The nation’s sugar cane crop likely took the biggest beating of any farm commodity from Hurricane Ida as it barreled northeast through Louisiana and Mississippi over the weekend and into Monday, but some cotton, rice, and soybean acres may have seen damage too.
The prolonged drought in the upper Midwest is dragging down crop yields by more than the government or traders expected, although U.S. farmers should produce 4% more corn and 5% more soybeans this year than they did in 2020, according to the Agriculture Department's first survey-based estimates of the fall harvest.
Farmers are expected to plant more corn, soybeans, and wheat acres than last year, but official estimates from a USDA report released Wednesday came in below trade expectations, which sent futures prices soaring.
The Biden administration is finally putting some detail today on its 30-by-30 plan.

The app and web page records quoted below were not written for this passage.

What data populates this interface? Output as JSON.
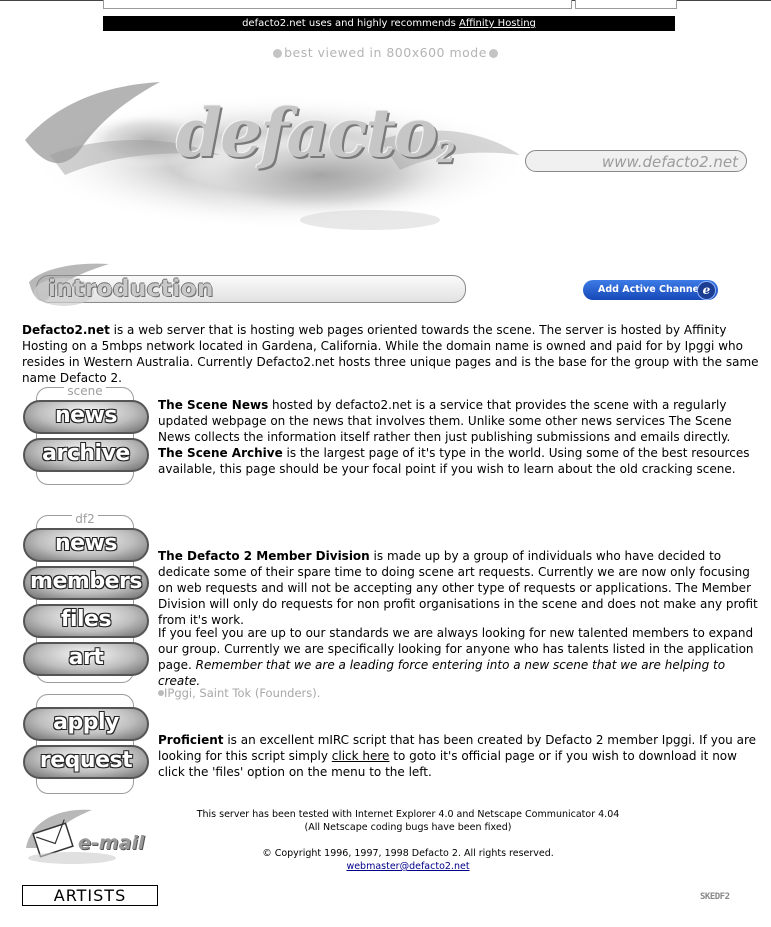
{
  "sponsor": {
    "text": "defacto2.net uses and highly recommends ",
    "link": "Affinity Hosting"
  },
  "best_viewed": "best viewed in 800x600 mode",
  "header": {
    "logo": "defacto",
    "logo_sub": "2",
    "url": "www.defacto2.net"
  },
  "intro": {
    "heading": "introduction",
    "channel_button": "Add Active Channel",
    "channel_icon": "e"
  },
  "intro_para": {
    "bold": "Defacto2.net",
    "text": " is a web server that is hosting web pages oriented towards the scene. The server is hosted by Affinity Hosting on a 5mbps network located in Gardena, California. While the domain name is owned and paid for by Ipggi who resides in Western Australia. Currently Defacto2.net hosts three unique pages and is the base for the group with the same name Defacto 2."
  },
  "nav": {
    "scene_label": "scene",
    "df2_label": "df2",
    "scene_news": "news",
    "scene_archive": "archive",
    "df2_news": "news",
    "df2_members": "members",
    "df2_files": "files",
    "df2_art": "art",
    "apply": "apply",
    "request": "request"
  },
  "scene": {
    "news_bold": "The Scene News",
    "news_text": " hosted by defacto2.net is a service that provides the scene with a regularly updated webpage on the news that involves them. Unlike some other news services The Scene News collects the information itself rather then just publishing submissions and emails directly.",
    "archive_bold": "The Scene Archive",
    "archive_text": " is the largest page of it's type in the world. Using some of the best resources available, this page should be your focal point if you wish to learn about the old cracking scene."
  },
  "df2": {
    "member_bold": "The Defacto 2 Member Division",
    "member_text": " is made up by a group of individuals who have decided to dedicate some of their spare time to doing scene art requests. Currently we are now only focusing on web requests and will not be accepting any other type of requests or applications. The Member Division will only do requests for non profit organisations in the scene and does not make any profit from it's work.",
    "standards_text": "If you feel you are up to our standards we are always looking for new talented members to expand our group. Currently we are specifically looking for anyone who has talents listed in the application page.",
    "standards_italic": "Remember that we are a leading force entering into a new scene that we are helping to create.",
    "founders": "IPggi, Saint Tok (Founders)."
  },
  "proficient": {
    "bold": "Proficient",
    "text1": " is an excellent mIRC script that has been created by Defacto 2 member Ipggi. If you are looking for this script simply ",
    "link": "click here",
    "text2": " to goto it's official page or if you wish to download it now click the 'files' option on the menu to the left."
  },
  "email_label": "e-mail",
  "footer": {
    "line1": "This server has been tested with Internet Explorer 4.0 and Netscape Communicator 4.04",
    "line2": "(All Netscape coding bugs have been fixed)",
    "copyright": "© Copyright 1996, 1997, 1998 Defacto 2. All rights reserved.",
    "email": "webmaster@defacto2.net"
  },
  "artists": "ARTISTS",
  "corner_tag": "SKEDF2"
}
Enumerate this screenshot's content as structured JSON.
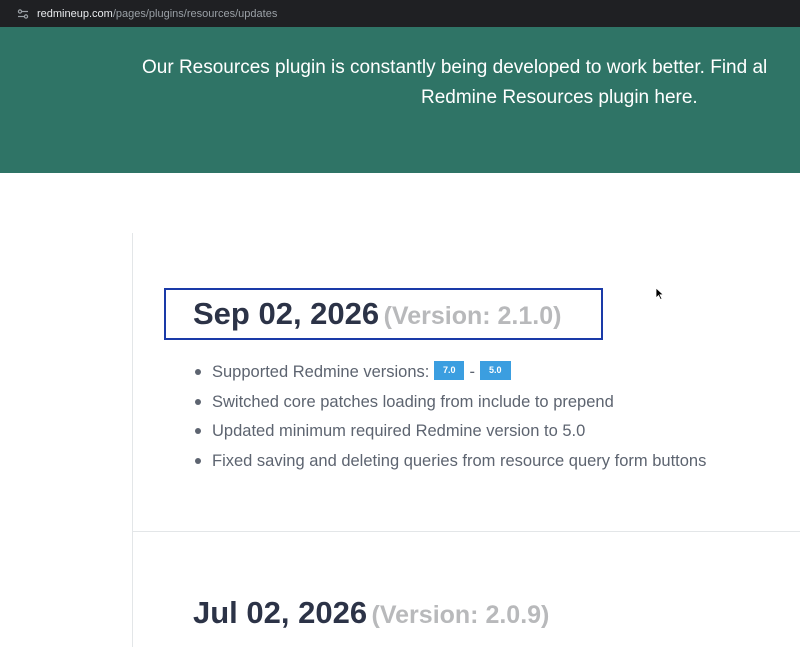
{
  "browser": {
    "url_host": "redmineup.com",
    "url_path": "/pages/plugins/resources/updates",
    "site_info_icon": "tune-icon"
  },
  "hero": {
    "line1": "Our Resources plugin is constantly being developed to work better. Find al",
    "line2": "Redmine Resources plugin here."
  },
  "updates": [
    {
      "date": "Sep 02, 2026",
      "version": "(Version: 2.1.0)",
      "changes": {
        "supported_label": "Supported Redmine versions:",
        "version_from": "7.0",
        "separator": "-",
        "version_to": "5.0",
        "item2": "Switched core patches loading from include to prepend",
        "item3": "Updated minimum required Redmine version to 5.0",
        "item4": "Fixed saving and deleting queries from resource query form buttons"
      }
    },
    {
      "date": "Jul 02, 2026",
      "version": "(Version: 2.0.9)"
    }
  ],
  "colors": {
    "hero_bg": "#2f7466",
    "date_text": "#2c3347",
    "version_text": "#b8b9bb",
    "badge_bg": "#3b9ee0",
    "focus_border": "#1a3aa8"
  }
}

The president’s call for conserving 30% of U.S. land by 2030 has been raising a lot of concern across the countryside that administration officials have been pushing back on for several weeks now.
President Joe Biden pushed back against Republicans who are arguing his infrastructure bill has unrelated items in it. Projects related to clean water, schools and high-speed rail all qualify as infrastructure projects, he said.